The world of manufacturing is no stranger to going through the good times and the bad. The 2008 recession put progress and innovation on hold, and now the coronavirus is threatening to create a short-term future where production lines are firing on cylinders and one day and being turned off the next.
This article from Houghton International looks at the cost of machine downtime over the last decade and how things can still be done, even during the pandemic, to improve the outlook of the industry.
A decade of decline & recovery
The 2008 recession presented a real challenge for manufacturing, in terms of recovery. The manufacturing of food, motor vehicles, other transport equipment and repair of machinery were the key areas of the industry that depended on for a change in fortunes over the long term.
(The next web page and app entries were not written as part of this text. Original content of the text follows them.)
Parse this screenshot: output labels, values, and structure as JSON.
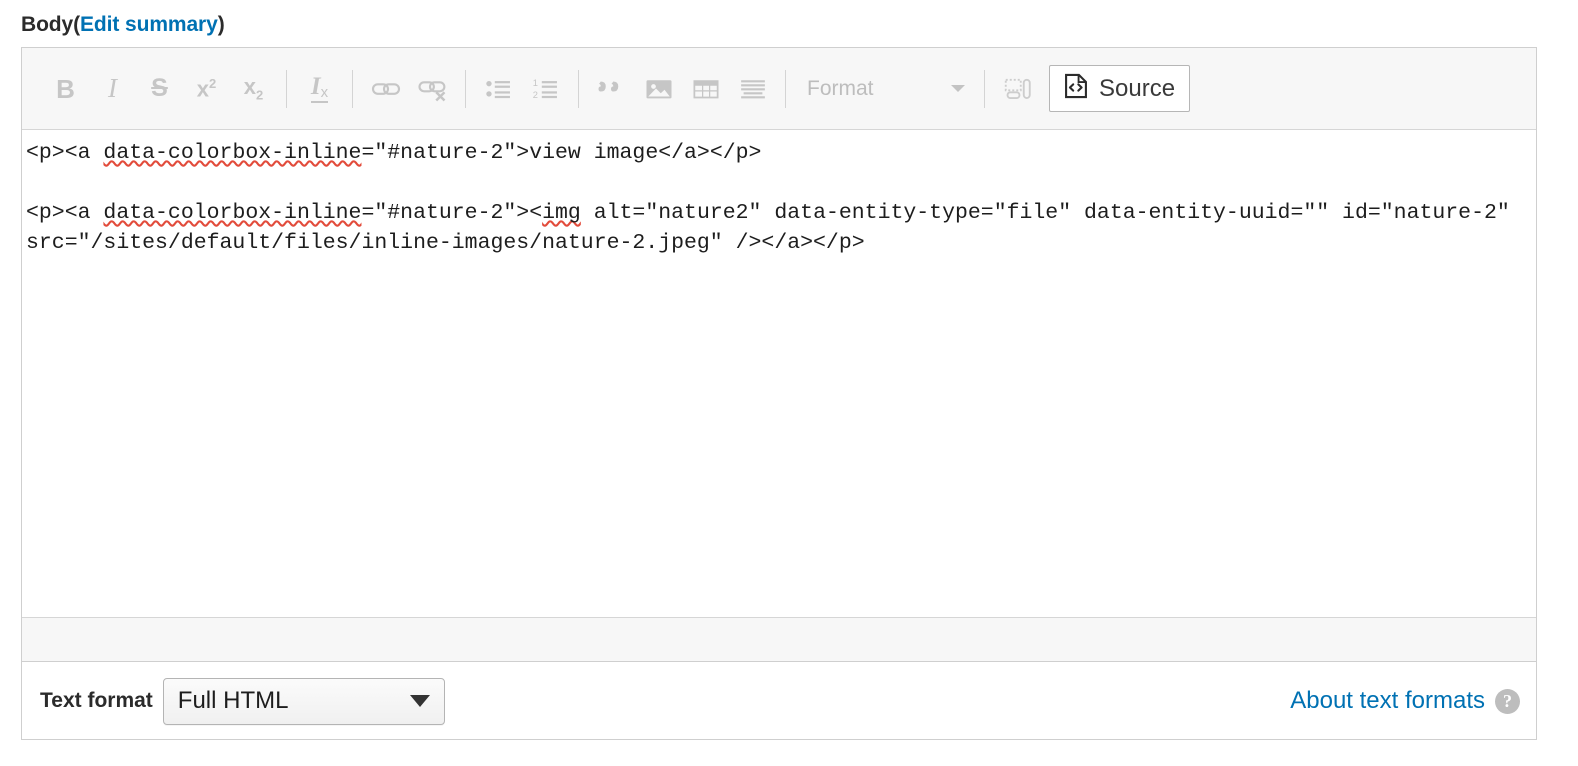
{
  "field": {
    "label_prefix": "Body",
    "paren_open": "(",
    "edit_summary_link": "Edit summary",
    "paren_close": ")"
  },
  "toolbar": {
    "buttons": [
      {
        "name": "bold",
        "label": "B",
        "icon": "bold-icon"
      },
      {
        "name": "italic",
        "label": "I",
        "icon": "italic-icon"
      },
      {
        "name": "strikethrough",
        "label": "S",
        "icon": "strikethrough-icon"
      },
      {
        "name": "superscript",
        "label": "x",
        "sup": "2",
        "icon": "superscript-icon"
      },
      {
        "name": "subscript",
        "label": "x",
        "sub": "2",
        "icon": "subscript-icon"
      },
      {
        "name": "remove-format",
        "label": "I",
        "sub": "x",
        "icon": "remove-format-icon"
      },
      {
        "name": "link",
        "label": "",
        "icon": "link-icon"
      },
      {
        "name": "unlink",
        "label": "",
        "icon": "unlink-icon"
      },
      {
        "name": "bulleted-list",
        "label": "",
        "icon": "bulleted-list-icon"
      },
      {
        "name": "numbered-list",
        "label": "",
        "icon": "numbered-list-icon"
      },
      {
        "name": "blockquote",
        "label": "",
        "icon": "blockquote-icon"
      },
      {
        "name": "image",
        "label": "",
        "icon": "image-icon"
      },
      {
        "name": "table",
        "label": "",
        "icon": "table-icon"
      },
      {
        "name": "horizontal-rule",
        "label": "",
        "icon": "horizontal-rule-icon"
      },
      {
        "name": "templates",
        "label": "",
        "icon": "templates-icon"
      }
    ],
    "format_dropdown": {
      "label": "Format",
      "selected": ""
    },
    "source_button": {
      "label": "Source",
      "active": true
    }
  },
  "source_editor": {
    "line1": "<p><a ",
    "line1_spell": "data-colorbox-inline",
    "line1_rest": "=\"#nature-2\">view image</a></p>",
    "blank": "",
    "line2a": "<p><a ",
    "line2_spell1": "data-colorbox-inline",
    "line2b": "=\"#nature-2\"><",
    "line2_spell2": "img",
    "line2c": " alt=\"nature2\" data-entity-type=\"file\" data-entity-uuid=\"\" id=\"nature-2\" src=\"/sites/default/files/inline-images/nature-2.jpeg\" /></a></p>",
    "full_text": "<p><a data-colorbox-inline=\"#nature-2\">view image</a></p>\n\n<p><a data-colorbox-inline=\"#nature-2\"><img alt=\"nature2\" data-entity-type=\"file\" data-entity-uuid=\"\" id=\"nature-2\" src=\"/sites/default/files/inline-images/nature-2.jpeg\" /></a></p>"
  },
  "text_format": {
    "label": "Text format",
    "selected": "Full HTML",
    "options": [
      "Full HTML"
    ],
    "about_link": "About text formats",
    "help_icon_glyph": "?"
  },
  "colors": {
    "link": "#0071b3",
    "toolbar_bg": "#f7f7f7",
    "border": "#cfcfcf",
    "icon_gray": "#c6c6c6",
    "spellcheck_red": "#e24b3b",
    "text": "#1d1d1d"
  }
}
From a statistical point of view, this is documented via the fact The Index of Manufacturing was close to returning to a good level pre-2008, but even though the recession hit over 12 years ago, some manufacturing industries haven’t recovered, even before you take into account the impacts of COVID-19.
BMW Group’s UK engine manufacturing plant, located in North Warwickshire, has reached a major milestone.
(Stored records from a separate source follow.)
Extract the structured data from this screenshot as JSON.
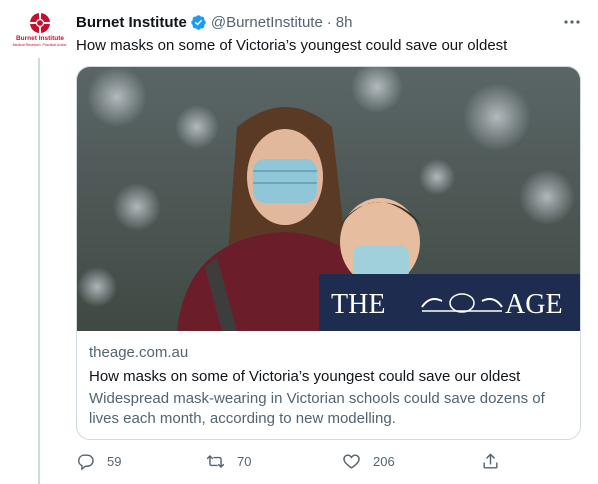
{
  "tweet": {
    "author_name": "Burnet Institute",
    "handle": "@BurnetInstitute",
    "separator": "·",
    "time": "8h",
    "text": "How masks on some of Victoria’s youngest could save our oldest",
    "avatar": {
      "logo_text": "Burnet Institute",
      "logo_sub": "Medical Research. Practical Action."
    }
  },
  "card": {
    "domain": "theage.com.au",
    "title": "How masks on some of Victoria’s youngest could save our oldest",
    "description": "Widespread mask-wearing in Victorian schools could save dozens of lives each month, according to new modelling.",
    "image_banner_left": "THE",
    "image_banner_right": "AGE"
  },
  "actions": {
    "replies": "59",
    "retweets": "70",
    "likes": "206"
  },
  "colors": {
    "text_primary": "#0f1419",
    "text_secondary": "#536471",
    "verified": "#1d9bf0",
    "border": "#cfd9de",
    "brand_red": "#c8102e",
    "banner_navy": "#1e2d4f"
  },
  "icons": [
    "verified-badge-icon",
    "more-options-icon",
    "reply-icon",
    "retweet-icon",
    "like-icon",
    "share-icon"
  ]
}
Officially opening and starting production in 2001, the plant is this week marking 20 years manufacturing three and four-cylinder petrol engines.
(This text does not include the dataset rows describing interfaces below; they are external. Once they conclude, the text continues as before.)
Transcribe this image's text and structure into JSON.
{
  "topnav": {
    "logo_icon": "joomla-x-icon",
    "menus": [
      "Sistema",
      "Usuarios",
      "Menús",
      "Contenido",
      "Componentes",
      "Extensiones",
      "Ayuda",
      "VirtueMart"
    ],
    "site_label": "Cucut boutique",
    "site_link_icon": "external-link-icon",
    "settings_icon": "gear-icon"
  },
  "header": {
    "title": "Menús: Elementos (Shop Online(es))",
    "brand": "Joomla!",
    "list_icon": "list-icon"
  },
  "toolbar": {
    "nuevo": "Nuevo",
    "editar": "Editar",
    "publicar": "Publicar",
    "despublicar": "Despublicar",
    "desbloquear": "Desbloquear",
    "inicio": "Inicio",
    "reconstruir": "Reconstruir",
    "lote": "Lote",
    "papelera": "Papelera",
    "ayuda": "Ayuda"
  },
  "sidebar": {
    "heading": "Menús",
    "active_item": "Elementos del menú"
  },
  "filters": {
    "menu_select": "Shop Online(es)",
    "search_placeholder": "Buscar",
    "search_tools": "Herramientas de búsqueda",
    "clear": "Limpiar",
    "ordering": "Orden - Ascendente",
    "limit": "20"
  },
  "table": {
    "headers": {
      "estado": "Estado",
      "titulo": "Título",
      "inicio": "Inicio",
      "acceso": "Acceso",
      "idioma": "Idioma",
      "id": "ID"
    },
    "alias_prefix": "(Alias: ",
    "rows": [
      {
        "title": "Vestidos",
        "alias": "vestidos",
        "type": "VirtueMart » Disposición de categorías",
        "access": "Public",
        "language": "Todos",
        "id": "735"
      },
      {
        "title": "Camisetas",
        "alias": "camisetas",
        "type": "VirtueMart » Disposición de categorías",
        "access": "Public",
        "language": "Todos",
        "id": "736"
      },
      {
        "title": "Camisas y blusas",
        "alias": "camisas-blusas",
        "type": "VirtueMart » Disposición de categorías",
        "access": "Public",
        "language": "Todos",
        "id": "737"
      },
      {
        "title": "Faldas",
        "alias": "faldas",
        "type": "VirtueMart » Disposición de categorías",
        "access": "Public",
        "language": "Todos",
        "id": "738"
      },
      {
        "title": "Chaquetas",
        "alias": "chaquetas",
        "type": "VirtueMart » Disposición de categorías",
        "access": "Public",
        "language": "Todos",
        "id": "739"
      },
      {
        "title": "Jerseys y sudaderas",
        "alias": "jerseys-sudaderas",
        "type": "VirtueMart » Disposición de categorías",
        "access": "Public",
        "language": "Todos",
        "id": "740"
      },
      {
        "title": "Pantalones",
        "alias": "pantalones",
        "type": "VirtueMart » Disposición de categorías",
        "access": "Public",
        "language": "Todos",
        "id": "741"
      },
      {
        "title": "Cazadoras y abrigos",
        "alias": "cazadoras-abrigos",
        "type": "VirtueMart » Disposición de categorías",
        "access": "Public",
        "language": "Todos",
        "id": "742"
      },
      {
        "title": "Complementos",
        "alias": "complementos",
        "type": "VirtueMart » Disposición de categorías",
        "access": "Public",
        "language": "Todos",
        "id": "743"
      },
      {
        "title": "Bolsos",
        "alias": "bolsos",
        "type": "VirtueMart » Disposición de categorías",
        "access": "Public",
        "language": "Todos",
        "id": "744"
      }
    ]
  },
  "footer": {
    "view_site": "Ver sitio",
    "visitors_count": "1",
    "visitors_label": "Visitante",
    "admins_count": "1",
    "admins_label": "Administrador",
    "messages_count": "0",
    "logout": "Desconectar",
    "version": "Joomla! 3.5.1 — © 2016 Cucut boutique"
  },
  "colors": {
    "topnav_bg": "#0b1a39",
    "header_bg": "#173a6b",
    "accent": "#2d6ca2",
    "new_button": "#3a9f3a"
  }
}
A workforce of more than 1,000 people support the day-to-day operations of the site.
Plant director Dirk Dreher said: “Twenty years of manufacturing our award winning engines and precision components is a fantastic achievement, and testament to the very loyal and committed workforce we have at Plant Hams Hall.
“Thanks to a series of investments and a diverse workforce who take pride in striving for continuous improvement, our plant remains efficient, at the cutting edge of technology and able to make a very positive contribution to the wider BMW Group.”